━━━ Material shown

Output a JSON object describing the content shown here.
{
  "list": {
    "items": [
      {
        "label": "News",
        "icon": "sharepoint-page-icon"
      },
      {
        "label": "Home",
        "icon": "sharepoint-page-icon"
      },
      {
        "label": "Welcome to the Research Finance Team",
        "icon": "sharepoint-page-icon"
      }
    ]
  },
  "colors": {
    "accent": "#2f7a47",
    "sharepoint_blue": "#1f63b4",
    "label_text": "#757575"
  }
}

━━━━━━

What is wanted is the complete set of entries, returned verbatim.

**Solution below**.
Output a JSON object describing the content shown here.
{
  "list": {
    "items": [
      {
        "label": "News",
        "icon": "sharepoint-page-icon"
      },
      {
        "label": "Home",
        "icon": "sharepoint-page-icon"
      },
      {
        "label": "Welcome to the Research Finance Team",
        "icon": "sharepoint-page-icon"
      }
    ]
  },
  "colors": {
    "accent": "#2f7a47",
    "sharepoint_blue": "#1f63b4",
    "label_text": "#757575"
  }
}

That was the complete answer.